A federal appeals court has said that repeated instances of an employee being denied promotions for which he was qualified—including one in which he was graded as the only candidate in the best-qualified category—supports a conclusion that he was retaliated against for whistleblowing.
The ruling came in the second time the Seventh Circuit appeals court considered a case involving a Justice Department employee who contended his agency retaliated against him for making disclosures regarding co-workers. An initial MSPB decision held that the disclosures did not qualify under whistleblower protection law but the court found that they did and sent the case back for reconsideration. While that was pending, the employee filed a second complaint, alleging additional acts of retaliation for the same or similar disclosures alleged in the first appeal.
The hearing officer again sided with the agency, holding that while the disclosures had been a contributing factor in at least some of the actions, the agency showed that it would have taken the same action regardless.

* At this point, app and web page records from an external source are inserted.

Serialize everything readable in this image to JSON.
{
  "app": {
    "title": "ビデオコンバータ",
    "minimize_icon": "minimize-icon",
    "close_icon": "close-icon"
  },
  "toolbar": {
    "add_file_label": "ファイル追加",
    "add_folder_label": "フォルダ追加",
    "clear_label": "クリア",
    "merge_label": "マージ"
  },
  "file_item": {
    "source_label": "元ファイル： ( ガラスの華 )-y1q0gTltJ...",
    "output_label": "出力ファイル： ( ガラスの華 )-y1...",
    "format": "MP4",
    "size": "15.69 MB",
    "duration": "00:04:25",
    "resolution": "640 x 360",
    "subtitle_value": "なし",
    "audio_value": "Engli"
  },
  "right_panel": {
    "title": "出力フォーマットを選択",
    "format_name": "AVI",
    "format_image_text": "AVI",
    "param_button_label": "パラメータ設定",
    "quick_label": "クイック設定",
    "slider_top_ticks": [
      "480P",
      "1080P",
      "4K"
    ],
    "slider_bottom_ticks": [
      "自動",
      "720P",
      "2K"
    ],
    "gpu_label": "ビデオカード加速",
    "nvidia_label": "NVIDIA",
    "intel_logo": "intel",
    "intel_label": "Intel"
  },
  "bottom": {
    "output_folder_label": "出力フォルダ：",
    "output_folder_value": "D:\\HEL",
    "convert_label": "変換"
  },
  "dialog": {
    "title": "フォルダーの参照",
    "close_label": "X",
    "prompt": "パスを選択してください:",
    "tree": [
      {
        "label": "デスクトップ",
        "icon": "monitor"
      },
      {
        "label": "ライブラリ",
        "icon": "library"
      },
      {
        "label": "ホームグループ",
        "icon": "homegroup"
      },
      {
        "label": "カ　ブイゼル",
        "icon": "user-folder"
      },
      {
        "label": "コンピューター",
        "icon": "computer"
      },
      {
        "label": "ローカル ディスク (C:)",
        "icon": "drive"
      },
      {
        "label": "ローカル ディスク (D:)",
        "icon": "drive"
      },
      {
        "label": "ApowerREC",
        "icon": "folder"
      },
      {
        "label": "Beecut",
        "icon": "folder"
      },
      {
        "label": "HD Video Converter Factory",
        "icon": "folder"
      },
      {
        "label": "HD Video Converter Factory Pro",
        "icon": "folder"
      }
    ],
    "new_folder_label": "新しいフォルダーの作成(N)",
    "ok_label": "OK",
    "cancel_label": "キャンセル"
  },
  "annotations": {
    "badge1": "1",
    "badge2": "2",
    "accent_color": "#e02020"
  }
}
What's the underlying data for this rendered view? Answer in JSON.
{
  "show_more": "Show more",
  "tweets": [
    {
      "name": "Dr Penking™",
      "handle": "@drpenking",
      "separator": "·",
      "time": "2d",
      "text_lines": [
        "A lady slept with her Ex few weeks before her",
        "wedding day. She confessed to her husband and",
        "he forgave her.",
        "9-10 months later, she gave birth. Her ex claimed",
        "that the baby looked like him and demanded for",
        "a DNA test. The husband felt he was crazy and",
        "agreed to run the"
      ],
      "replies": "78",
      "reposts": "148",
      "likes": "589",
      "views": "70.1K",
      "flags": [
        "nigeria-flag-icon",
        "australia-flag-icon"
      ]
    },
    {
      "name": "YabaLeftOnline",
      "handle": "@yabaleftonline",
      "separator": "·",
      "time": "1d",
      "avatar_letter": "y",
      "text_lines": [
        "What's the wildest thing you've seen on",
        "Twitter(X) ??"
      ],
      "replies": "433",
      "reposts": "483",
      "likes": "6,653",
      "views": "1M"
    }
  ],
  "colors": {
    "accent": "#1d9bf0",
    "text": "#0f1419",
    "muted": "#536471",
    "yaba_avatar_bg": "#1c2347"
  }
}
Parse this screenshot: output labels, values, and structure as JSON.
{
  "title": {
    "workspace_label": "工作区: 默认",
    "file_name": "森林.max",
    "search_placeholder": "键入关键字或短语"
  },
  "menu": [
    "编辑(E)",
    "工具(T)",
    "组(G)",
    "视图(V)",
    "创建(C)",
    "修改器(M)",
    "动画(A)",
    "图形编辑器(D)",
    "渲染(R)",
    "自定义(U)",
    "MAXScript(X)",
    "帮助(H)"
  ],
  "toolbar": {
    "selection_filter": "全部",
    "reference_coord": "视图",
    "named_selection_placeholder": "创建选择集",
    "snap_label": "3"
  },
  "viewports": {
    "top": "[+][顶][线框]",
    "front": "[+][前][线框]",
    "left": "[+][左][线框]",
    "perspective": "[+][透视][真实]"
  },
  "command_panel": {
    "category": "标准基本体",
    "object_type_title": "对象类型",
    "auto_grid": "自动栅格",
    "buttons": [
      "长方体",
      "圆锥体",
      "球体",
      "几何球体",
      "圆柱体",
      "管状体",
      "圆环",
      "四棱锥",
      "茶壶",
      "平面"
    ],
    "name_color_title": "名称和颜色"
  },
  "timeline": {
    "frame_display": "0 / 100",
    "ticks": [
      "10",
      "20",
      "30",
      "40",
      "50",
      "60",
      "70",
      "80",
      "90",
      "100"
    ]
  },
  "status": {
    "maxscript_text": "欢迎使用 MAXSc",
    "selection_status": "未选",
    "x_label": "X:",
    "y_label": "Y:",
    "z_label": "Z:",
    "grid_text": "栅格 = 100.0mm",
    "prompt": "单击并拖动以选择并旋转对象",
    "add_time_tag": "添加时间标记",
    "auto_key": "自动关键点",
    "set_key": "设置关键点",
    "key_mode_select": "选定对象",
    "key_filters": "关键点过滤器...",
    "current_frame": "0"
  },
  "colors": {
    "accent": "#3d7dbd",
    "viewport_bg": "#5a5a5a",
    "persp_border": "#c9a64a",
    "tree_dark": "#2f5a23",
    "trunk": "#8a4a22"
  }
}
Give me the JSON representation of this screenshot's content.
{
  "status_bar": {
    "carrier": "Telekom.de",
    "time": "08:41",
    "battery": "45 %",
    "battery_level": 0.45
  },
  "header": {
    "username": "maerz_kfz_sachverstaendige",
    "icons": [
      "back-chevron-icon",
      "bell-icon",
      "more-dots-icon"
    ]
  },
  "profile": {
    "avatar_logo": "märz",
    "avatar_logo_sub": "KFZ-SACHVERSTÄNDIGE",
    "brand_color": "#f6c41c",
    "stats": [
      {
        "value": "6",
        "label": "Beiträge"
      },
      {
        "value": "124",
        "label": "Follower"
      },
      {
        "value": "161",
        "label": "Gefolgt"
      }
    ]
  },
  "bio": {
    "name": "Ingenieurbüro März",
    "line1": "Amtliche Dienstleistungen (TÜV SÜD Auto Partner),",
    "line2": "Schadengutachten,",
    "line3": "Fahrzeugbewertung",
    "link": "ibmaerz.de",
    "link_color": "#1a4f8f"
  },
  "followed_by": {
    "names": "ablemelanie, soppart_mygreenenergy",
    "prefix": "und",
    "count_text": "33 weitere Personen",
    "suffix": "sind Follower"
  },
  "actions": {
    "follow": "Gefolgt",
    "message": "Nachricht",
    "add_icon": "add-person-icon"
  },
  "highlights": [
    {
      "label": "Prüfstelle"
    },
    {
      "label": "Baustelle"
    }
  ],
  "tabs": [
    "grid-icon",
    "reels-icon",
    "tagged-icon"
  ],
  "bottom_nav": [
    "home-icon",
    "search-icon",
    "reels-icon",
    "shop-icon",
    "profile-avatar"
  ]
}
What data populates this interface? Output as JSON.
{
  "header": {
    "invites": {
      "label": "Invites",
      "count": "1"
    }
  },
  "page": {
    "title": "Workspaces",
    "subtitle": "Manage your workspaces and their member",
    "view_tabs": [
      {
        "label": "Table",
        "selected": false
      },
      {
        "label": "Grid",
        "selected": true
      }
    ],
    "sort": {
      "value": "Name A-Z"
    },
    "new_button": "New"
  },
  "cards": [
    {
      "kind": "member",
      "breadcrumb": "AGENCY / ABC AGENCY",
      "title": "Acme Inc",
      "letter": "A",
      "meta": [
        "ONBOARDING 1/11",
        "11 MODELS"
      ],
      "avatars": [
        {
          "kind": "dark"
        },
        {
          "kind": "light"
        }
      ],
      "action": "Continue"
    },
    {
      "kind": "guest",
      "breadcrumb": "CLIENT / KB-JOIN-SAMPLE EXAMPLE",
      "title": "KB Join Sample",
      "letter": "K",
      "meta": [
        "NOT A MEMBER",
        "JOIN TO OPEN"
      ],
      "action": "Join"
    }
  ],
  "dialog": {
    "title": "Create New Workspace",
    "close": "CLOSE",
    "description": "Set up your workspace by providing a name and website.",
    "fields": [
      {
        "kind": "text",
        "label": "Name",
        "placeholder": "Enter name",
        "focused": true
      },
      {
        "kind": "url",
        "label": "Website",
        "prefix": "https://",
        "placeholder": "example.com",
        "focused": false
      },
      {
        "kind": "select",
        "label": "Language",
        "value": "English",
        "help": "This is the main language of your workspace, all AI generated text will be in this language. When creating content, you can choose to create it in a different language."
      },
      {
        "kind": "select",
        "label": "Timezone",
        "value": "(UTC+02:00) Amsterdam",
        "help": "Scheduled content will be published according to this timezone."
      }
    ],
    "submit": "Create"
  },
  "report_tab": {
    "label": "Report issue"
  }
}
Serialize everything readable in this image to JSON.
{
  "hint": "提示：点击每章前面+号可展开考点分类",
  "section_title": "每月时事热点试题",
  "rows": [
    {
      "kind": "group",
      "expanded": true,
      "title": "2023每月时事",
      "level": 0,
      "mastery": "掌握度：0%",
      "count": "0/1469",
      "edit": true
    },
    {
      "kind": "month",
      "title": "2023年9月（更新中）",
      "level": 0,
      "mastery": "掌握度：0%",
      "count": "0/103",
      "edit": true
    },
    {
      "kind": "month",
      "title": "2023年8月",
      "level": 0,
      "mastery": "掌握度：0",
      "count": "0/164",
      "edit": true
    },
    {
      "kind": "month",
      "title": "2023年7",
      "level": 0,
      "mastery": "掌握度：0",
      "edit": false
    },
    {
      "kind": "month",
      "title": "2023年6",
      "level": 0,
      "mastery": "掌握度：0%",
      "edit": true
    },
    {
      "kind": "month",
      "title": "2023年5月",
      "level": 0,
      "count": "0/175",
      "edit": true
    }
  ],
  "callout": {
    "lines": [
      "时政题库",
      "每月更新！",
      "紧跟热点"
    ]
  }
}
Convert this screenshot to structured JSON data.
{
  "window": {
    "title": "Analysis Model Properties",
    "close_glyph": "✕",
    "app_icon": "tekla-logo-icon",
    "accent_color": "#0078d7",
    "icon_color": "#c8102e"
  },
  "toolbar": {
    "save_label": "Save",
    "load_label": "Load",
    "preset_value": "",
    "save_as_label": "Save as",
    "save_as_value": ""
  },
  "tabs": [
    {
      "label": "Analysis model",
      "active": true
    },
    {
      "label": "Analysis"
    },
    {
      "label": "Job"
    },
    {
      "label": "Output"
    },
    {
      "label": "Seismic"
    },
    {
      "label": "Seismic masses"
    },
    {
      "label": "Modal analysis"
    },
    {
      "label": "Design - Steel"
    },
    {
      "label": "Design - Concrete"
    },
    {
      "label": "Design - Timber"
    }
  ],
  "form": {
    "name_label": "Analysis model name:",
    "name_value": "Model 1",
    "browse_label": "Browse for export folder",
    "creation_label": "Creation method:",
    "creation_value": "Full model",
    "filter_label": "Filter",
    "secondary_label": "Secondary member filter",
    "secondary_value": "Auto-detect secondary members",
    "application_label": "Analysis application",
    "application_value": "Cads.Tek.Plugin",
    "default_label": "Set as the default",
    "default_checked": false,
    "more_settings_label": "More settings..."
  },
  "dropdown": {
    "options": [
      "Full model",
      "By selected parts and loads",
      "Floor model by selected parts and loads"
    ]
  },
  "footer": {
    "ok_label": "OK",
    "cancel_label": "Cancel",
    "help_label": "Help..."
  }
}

The employee appealed again and the court again sided with him, saying the agency’s evidence to be “highly subjective” and “so inconsistent with the record that it could support a finding of pretext.”
It added that “sheer number of promotions [the employee] was qualified for but denied in the wake of his protected disclosure weighs against the affirmative defense. Perhaps one or two might be explained away. But there is ample evidence here of widespread resentment [among agency officials of his] protected disclosure and too many denials to accept all of the agency’s explanations as clear and convincing.”
After the disclosure, the court added, the employee’s “career was going nowhere.”